The new identifying tags are called EPC codes, or ‘electronic product codes’.
Now, to implement this vision,
RFID tags would have to be on everything,
Tag readers would have to be everywhere;
Then you would need a mode of communication where the information on the tags is available to be read in real time, anywhere on earth. Now, what do we already have in place that is used daily by millions of people wirelessly all over the world, and functions in real time? Why, the internet of course. But the one they envision using is not the current Internet network, but a new, massive upgrade, which will encompass something called the Internet of Things.
MIT tells us that on this new internet, each individual tagged item would have it’s own webpage with the history of the item’s existence. Verisign, the company that handles Webpage addresses, or domain names, for the entire internet has already agreed to oversee addressing for the Internet of Things. Instead of domain names, it will be the name of an object, like a can of Coke. There will be no limit to the amount of info that could be stored this way – which is mind-boggling in itself. Consider that the 2004 information database for Walmart contains twice as much data as the entire Internet, this gives you a small idea of what we are looking at.

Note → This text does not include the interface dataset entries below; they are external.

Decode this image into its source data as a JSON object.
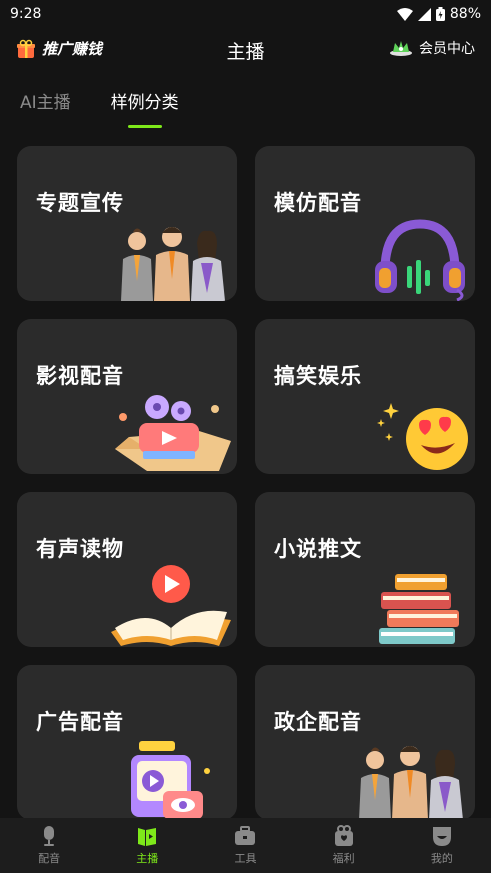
{
  "status": {
    "time": "9:28",
    "battery": "88%"
  },
  "header": {
    "promo_label": "推广赚钱",
    "title": "主播",
    "vip_label": "会员中心"
  },
  "tabs": [
    {
      "label": "AI主播",
      "active": false
    },
    {
      "label": "样例分类",
      "active": true
    }
  ],
  "categories": [
    {
      "title": "专题宣传",
      "art": "people-icon"
    },
    {
      "title": "模仿配音",
      "art": "headphones-icon"
    },
    {
      "title": "影视配音",
      "art": "film-projector-icon"
    },
    {
      "title": "搞笑娱乐",
      "art": "heart-eyes-emoji-icon"
    },
    {
      "title": "有声读物",
      "art": "open-book-play-icon"
    },
    {
      "title": "小说推文",
      "art": "book-stack-icon"
    },
    {
      "title": "广告配音",
      "art": "video-ad-icon"
    },
    {
      "title": "政企配音",
      "art": "people-icon"
    }
  ],
  "bottom_nav": [
    {
      "label": "配音",
      "icon": "microphone-icon",
      "active": false
    },
    {
      "label": "主播",
      "icon": "anchor-icon",
      "active": true
    },
    {
      "label": "工具",
      "icon": "toolbox-icon",
      "active": false
    },
    {
      "label": "福利",
      "icon": "gift-icon",
      "active": false
    },
    {
      "label": "我的",
      "icon": "profile-icon",
      "active": false
    }
  ],
  "colors": {
    "accent": "#7ee81a",
    "background": "#141414",
    "card": "#2b2b2b"
  }
}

This is a huge conference coming up in Zurich, Switzerland next Spring, in anticipation of a new Internet ‘architecture’ as they call it, expected to be rolled out next year. Instead of a possible 4 billion web addresses, (which is not enough for the current planetary population and it’s cell phones and PDAs) there will be a possible duodecillion….that’s a number with 39 digits…and if you want to translate that to a physical measurement, it will allow for a heptillion sites per meter of the earth’s surface. That’s a 24-digit number folks, so that whatever man conceives of tracking can be a reality.
Here is a stunning quote from the European Union’s latest report on the “Internet of Things” :

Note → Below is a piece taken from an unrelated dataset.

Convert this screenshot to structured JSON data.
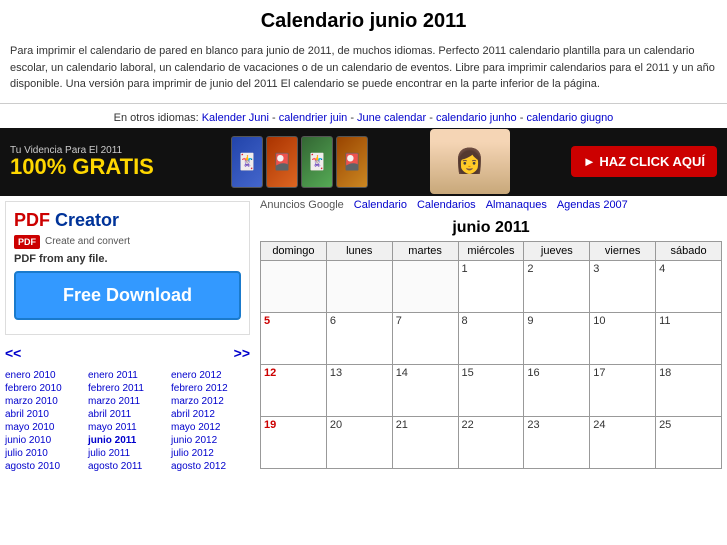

“The Internet of Things represents a ‘fusion of the physical and digital worlds.’ It creates a map of the real world within the virtual world. The computer’s view of the physical world need not reflect a human view of the real world, but can free itself of constraints imposed by the limitations of human understanding.” – In other words, the Internet of Things will be able to reach autonomously into the real world. They claim it will be able to interact with the physical world and influence it, without any humans pressing any buttons. It will be an interactive part of the humans’ environment. It is mind-boggling, and it is almost a reality.
Here is a quote from the Auto-ID Center’s vision statement: “We have a clear vision – to create a world where every object – from jumbo jets to sewing needles – is linked to the Internet. Compelling as this vision is, it is only achievable if this system is adopted by everyone everywhere – Success will be nothing less than global adoption” (Helen Duce, Auto-ID Center associate director)
What started out as a quiet research project at MIT in 1999 has exploded into a huge corporate endeavor with the likes of Wal-Mart, International Paper, Home Depot, Intel, Pepsi, Coke, Target, Best Buy, Gillette, Kodak, UPS, Phillip Morris, the US Postal Service the Department of Defense, and the FDA signing on as sponsors. So now that they have a new global standard for item identification, they have passed control of the chips over to the Uniform Code Council, the company that manages the entire bar code system.
There is so much more I could relate to you about this, but stay tuned for part 2.